Now you should finish what you started. Let the eagerness you showed in the beginning be matched now by your giving. Give in proportion to what you have. Whatever you give is acceptable if you give it eagerly. And give according to what you have, not what you don’t have. Of course, I don’t mean your giving should make life easy for others and hard for yourselves. I only mean that there should be some equality. Right now you have plenty and can help those who are in need. Later, they will have plenty and can share with you when you need it. In this way, things will be equal. As the Scriptures say, “Those who gathered a lot had nothing left over, and those who gathered only a little had enough.” (2 Corinthians 8:11-15, NLT)
Handling our financial resources well and giving to those in need have been the foundational concepts of stewardship since Paul penned this letter to the Corinthian congregation.
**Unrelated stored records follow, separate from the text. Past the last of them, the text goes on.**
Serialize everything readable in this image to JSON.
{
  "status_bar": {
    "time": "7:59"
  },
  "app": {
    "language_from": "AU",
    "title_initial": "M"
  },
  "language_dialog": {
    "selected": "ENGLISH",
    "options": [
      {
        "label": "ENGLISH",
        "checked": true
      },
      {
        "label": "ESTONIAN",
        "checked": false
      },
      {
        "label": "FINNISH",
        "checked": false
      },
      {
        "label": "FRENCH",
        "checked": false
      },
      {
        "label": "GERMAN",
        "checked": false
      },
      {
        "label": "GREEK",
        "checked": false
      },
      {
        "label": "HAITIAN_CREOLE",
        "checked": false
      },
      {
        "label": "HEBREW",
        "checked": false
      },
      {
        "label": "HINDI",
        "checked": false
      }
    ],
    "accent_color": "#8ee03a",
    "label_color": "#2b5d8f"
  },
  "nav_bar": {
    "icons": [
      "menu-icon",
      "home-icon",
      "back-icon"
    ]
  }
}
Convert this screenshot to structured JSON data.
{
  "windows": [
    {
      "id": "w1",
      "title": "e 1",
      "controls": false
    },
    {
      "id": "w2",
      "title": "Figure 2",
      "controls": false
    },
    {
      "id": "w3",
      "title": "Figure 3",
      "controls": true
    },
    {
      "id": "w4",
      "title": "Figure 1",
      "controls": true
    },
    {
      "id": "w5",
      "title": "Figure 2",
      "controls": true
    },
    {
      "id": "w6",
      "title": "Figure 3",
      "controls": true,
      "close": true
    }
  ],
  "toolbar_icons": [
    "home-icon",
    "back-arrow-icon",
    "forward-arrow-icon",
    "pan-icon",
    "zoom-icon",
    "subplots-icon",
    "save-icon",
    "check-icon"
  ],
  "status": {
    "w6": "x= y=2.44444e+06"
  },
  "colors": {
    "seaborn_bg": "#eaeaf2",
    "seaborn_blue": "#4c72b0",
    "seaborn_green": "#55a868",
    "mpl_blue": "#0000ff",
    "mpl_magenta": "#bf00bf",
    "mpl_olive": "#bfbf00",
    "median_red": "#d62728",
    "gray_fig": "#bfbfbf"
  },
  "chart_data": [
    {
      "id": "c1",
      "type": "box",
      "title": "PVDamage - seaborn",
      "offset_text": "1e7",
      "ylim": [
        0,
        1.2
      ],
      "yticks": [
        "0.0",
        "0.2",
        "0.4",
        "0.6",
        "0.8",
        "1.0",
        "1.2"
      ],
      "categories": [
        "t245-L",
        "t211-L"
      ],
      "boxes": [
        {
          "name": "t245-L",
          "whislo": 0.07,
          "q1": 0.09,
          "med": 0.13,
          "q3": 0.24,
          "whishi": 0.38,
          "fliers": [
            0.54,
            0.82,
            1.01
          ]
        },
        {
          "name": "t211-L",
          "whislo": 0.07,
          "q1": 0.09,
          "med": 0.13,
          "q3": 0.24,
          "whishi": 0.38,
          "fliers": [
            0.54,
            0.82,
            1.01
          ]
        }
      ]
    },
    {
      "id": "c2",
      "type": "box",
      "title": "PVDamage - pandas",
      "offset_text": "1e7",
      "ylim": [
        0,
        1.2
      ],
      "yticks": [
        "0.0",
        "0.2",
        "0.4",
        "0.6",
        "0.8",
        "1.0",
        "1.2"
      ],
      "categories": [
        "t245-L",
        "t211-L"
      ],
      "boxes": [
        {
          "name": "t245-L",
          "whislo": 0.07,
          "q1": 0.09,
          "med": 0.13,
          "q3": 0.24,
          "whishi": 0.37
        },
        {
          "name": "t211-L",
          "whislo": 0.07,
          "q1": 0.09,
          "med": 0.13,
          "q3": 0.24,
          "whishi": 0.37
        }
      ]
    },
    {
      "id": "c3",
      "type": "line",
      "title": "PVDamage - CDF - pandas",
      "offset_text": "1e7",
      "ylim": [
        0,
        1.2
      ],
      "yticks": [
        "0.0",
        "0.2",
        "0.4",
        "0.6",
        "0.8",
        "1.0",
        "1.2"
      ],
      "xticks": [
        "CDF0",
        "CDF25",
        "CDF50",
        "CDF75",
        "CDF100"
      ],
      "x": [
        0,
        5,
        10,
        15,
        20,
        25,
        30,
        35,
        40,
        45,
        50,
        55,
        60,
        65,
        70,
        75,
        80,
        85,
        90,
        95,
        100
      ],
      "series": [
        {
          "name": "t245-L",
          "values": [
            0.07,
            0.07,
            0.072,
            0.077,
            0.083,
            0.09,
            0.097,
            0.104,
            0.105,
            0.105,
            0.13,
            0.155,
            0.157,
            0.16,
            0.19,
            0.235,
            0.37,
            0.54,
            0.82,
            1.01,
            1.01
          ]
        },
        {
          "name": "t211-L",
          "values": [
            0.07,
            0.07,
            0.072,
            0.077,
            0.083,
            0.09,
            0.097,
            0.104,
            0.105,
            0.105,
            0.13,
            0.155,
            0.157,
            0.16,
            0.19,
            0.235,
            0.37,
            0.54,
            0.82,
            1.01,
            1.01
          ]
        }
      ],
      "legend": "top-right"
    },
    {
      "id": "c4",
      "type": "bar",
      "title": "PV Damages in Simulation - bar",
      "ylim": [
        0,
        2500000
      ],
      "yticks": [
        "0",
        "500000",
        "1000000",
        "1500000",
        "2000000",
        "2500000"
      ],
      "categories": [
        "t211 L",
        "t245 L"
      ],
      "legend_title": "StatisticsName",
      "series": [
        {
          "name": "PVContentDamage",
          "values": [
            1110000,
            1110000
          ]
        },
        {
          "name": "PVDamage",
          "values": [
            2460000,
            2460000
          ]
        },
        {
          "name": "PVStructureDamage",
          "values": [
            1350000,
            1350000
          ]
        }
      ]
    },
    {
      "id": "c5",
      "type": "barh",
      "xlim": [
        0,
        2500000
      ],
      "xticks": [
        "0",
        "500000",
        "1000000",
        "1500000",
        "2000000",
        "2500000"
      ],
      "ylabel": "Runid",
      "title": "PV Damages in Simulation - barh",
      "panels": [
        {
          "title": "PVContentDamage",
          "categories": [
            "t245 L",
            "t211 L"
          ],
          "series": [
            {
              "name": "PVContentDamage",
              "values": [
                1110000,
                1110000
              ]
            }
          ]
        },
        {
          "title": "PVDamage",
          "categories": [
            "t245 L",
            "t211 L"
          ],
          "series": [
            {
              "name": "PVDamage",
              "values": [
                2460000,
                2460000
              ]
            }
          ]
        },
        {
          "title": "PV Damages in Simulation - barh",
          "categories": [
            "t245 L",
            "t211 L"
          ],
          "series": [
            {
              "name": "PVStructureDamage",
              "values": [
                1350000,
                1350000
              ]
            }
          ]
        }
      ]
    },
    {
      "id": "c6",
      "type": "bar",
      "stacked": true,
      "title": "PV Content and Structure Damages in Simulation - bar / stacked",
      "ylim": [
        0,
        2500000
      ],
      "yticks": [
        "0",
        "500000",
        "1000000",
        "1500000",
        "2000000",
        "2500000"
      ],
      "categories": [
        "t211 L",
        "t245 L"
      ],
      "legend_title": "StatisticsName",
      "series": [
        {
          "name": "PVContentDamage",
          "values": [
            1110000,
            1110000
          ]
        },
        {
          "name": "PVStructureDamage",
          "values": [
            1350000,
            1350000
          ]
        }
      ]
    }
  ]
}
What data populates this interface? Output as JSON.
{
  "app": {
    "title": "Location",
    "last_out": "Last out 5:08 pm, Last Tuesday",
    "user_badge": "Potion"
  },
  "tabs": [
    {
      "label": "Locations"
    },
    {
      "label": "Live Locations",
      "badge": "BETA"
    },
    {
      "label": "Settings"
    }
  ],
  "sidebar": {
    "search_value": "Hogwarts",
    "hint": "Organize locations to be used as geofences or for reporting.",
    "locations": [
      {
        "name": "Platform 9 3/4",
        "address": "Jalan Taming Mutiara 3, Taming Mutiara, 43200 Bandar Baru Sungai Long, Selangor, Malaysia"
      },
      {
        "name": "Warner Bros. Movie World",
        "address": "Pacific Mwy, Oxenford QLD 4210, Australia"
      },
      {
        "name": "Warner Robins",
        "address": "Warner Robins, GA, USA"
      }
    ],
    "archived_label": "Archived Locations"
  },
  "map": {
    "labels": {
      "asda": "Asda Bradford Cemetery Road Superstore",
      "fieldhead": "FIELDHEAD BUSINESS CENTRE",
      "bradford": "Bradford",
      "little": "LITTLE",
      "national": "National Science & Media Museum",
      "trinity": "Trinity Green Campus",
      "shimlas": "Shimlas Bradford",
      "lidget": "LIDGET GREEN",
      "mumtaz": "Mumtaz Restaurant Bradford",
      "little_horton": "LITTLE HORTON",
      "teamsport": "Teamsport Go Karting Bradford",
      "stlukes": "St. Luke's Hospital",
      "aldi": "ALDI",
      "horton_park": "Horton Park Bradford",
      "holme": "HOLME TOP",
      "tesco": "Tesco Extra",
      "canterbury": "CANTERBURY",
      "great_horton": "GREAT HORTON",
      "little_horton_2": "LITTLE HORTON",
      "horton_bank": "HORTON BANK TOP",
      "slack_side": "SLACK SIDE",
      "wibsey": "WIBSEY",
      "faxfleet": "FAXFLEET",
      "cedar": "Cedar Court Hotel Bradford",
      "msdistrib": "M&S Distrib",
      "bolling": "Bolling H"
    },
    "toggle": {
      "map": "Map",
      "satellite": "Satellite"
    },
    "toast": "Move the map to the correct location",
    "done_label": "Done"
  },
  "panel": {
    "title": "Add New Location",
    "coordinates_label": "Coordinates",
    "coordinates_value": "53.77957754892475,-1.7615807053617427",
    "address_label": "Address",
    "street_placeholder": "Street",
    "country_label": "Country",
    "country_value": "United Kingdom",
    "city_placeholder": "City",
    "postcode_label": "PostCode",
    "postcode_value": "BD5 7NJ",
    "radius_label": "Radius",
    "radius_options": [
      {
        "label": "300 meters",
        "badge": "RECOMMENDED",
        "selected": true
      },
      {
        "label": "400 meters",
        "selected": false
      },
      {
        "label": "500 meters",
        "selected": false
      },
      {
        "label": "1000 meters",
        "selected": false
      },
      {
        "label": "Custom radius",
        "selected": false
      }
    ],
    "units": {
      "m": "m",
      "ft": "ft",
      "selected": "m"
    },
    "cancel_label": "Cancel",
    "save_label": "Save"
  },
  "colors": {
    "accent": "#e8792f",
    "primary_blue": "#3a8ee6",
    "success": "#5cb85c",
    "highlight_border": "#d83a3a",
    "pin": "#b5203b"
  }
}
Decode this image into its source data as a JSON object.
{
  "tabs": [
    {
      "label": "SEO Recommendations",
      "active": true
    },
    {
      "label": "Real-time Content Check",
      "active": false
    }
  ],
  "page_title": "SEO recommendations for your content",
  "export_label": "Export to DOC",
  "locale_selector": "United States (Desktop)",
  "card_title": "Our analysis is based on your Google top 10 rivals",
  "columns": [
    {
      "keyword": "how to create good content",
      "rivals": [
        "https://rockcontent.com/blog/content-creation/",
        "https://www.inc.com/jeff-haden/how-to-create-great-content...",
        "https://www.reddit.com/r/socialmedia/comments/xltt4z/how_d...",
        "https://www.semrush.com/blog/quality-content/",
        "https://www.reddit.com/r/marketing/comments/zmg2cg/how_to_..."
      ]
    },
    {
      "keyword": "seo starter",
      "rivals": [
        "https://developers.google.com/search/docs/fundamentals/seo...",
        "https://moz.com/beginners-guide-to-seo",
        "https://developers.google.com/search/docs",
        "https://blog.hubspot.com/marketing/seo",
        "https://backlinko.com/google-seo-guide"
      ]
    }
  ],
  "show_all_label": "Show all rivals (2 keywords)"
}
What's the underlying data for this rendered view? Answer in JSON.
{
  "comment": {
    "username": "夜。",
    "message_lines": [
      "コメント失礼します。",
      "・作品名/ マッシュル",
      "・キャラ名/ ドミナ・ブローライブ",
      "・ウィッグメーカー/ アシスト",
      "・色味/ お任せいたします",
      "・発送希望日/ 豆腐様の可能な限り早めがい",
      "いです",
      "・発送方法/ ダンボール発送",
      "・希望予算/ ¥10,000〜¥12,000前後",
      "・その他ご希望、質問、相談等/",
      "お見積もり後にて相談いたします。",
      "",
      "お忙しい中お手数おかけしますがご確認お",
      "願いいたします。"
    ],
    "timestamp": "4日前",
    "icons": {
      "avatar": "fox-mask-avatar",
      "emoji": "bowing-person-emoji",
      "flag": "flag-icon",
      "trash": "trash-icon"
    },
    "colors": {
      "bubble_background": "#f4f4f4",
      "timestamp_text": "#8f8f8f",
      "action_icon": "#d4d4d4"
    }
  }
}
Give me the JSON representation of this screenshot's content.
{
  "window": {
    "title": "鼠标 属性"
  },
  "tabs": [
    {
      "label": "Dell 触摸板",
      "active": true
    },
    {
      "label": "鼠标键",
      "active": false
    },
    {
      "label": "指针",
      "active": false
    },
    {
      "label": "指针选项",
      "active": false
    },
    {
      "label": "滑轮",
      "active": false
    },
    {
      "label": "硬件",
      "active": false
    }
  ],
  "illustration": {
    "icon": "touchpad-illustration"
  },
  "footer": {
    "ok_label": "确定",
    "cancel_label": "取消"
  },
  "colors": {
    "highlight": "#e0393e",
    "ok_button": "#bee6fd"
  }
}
Today there are those who make high pressure, emotional appeals for funding, but this was not Paul’s method. His exhortation called for giving that is voluntary and proportionate to one’s capacity. Stewarding well may produce a surplus of resources that remains after the basic needs of life are met, which in turn becomes the pool from which we can meet the needs of others.
Having written about the examples of the Macedonians and Jesus, Paul makes his challenge to the congregation to complete what they started. Notice the guidelines he offers in the text.
First, their giving should be voluntary. There are four times in chapters 8-9 that he references their eagerness (cf. 8:11, 12, 19; 9:2). In other words, he is not trying to manipulate them into willingness. He is acknowledging that willingness already exists.
Second, their giving should be proportionate. There is no call for them to give beyond what they can afford. The amount given need not to exceed one’s ability. It is the condition of one’s heart and the circumstances of one’s life that should determine the amount of the gift and not the attempt to measure up to the practices of others. Even though the Macedonians sacrificial giving was commendable, it did not constitute a standard of expectation. Unfortunately, many church leaders today will point to sacrificial examples and make them the basis of emotional appeals. God measures our expression of willingness, not the amount given.
Third, the ultimate goal is reciprocity. The first century church did not have government programs to come to the aid of those who needed financial relief. Paul’s model insists that the body of Christ should care for itself. Those who have surplus should willingly meet the needs of others from their surplus. And should the tables be turned, others should willingly meet your needs from their surplus. In that way, everyone can have their basic needs met.
Paul concludes this section with a reference to the Exodus of Israel from Egypt where God provided them manna each day. His point is that those who attempted to hoard the manna found that it did not last. It perished. When we attempt to store up earthly treasures or build bigger barns, we miss the opportunity to enjoy the blessing of sharing. What are you doing with your surplus?